# Work task
Write the data below out in full, exactly as it stands.

Material for this exercise: Begin

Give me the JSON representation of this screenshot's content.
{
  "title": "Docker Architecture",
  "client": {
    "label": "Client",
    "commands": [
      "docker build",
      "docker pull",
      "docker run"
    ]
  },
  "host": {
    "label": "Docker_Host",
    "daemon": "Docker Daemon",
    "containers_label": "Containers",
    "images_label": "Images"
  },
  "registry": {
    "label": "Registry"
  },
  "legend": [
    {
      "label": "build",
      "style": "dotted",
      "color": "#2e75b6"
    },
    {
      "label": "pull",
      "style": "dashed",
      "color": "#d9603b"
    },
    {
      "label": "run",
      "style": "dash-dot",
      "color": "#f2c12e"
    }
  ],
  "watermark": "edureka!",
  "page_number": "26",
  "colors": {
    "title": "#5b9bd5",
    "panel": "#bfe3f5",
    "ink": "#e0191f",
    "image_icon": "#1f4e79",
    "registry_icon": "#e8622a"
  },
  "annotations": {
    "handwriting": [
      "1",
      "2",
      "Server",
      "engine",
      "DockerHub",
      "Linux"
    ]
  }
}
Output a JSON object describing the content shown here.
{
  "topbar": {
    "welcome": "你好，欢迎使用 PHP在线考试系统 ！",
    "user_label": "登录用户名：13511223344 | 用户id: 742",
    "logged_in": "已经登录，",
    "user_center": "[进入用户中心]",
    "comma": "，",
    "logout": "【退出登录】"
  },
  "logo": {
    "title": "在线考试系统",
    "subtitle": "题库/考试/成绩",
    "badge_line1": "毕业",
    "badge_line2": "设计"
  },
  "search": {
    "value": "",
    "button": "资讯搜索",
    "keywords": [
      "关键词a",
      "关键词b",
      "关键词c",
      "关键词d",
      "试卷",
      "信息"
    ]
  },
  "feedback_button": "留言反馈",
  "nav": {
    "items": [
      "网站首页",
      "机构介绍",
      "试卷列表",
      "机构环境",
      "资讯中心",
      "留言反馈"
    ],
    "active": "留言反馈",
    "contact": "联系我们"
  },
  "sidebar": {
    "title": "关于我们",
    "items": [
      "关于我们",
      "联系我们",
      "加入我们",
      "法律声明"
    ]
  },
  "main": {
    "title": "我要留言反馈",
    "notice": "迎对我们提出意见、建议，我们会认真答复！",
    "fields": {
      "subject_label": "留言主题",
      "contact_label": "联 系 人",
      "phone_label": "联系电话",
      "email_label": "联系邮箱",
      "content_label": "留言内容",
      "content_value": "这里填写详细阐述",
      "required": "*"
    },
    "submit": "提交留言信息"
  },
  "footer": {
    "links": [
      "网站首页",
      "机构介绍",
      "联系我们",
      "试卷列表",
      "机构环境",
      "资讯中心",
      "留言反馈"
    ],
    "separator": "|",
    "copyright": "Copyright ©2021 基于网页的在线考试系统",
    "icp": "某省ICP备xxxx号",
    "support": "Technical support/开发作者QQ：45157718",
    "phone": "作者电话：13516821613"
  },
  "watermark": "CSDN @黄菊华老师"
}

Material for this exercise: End

# Task solution
Give me the JSON representation of this screenshot's content.
{
  "title": "Docker Architecture",
  "client": {
    "label": "Client",
    "commands": [
      "docker build",
      "docker pull",
      "docker run"
    ]
  },
  "host": {
    "label": "Docker_Host",
    "daemon": "Docker Daemon",
    "containers_label": "Containers",
    "images_label": "Images"
  },
  "registry": {
    "label": "Registry"
  },
  "legend": [
    {
      "label": "build",
      "style": "dotted",
      "color": "#2e75b6"
    },
    {
      "label": "pull",
      "style": "dashed",
      "color": "#d9603b"
    },
    {
      "label": "run",
      "style": "dash-dot",
      "color": "#f2c12e"
    }
  ],
  "watermark": "edureka!",
  "page_number": "26",
  "colors": {
    "title": "#5b9bd5",
    "panel": "#bfe3f5",
    "ink": "#e0191f",
    "image_icon": "#1f4e79",
    "registry_icon": "#e8622a"
  },
  "annotations": {
    "handwriting": [
      "1",
      "2",
      "Server",
      "engine",
      "DockerHub",
      "Linux"
    ]
  }
}
Output a JSON object describing the content shown here.
{
  "topbar": {
    "welcome": "你好，欢迎使用 PHP在线考试系统 ！",
    "user_label": "登录用户名：13511223344 | 用户id: 742",
    "logged_in": "已经登录，",
    "user_center": "[进入用户中心]",
    "comma": "，",
    "logout": "【退出登录】"
  },
  "logo": {
    "title": "在线考试系统",
    "subtitle": "题库/考试/成绩",
    "badge_line1": "毕业",
    "badge_line2": "设计"
  },
  "search": {
    "value": "",
    "button": "资讯搜索",
    "keywords": [
      "关键词a",
      "关键词b",
      "关键词c",
      "关键词d",
      "试卷",
      "信息"
    ]
  },
  "feedback_button": "留言反馈",
  "nav": {
    "items": [
      "网站首页",
      "机构介绍",
      "试卷列表",
      "机构环境",
      "资讯中心",
      "留言反馈"
    ],
    "active": "留言反馈",
    "contact": "联系我们"
  },
  "sidebar": {
    "title": "关于我们",
    "items": [
      "关于我们",
      "联系我们",
      "加入我们",
      "法律声明"
    ]
  },
  "main": {
    "title": "我要留言反馈",
    "notice": "迎对我们提出意见、建议，我们会认真答复！",
    "fields": {
      "subject_label": "留言主题",
      "contact_label": "联 系 人",
      "phone_label": "联系电话",
      "email_label": "联系邮箱",
      "content_label": "留言内容",
      "content_value": "这里填写详细阐述",
      "required": "*"
    },
    "submit": "提交留言信息"
  },
  "footer": {
    "links": [
      "网站首页",
      "机构介绍",
      "联系我们",
      "试卷列表",
      "机构环境",
      "资讯中心",
      "留言反馈"
    ],
    "separator": "|",
    "copyright": "Copyright ©2021 基于网页的在线考试系统",
    "icp": "某省ICP备xxxx号",
    "support": "Technical support/开发作者QQ：45157718",
    "phone": "作者电话：13516821613"
  },
  "watermark": "CSDN @黄菊华老师"
}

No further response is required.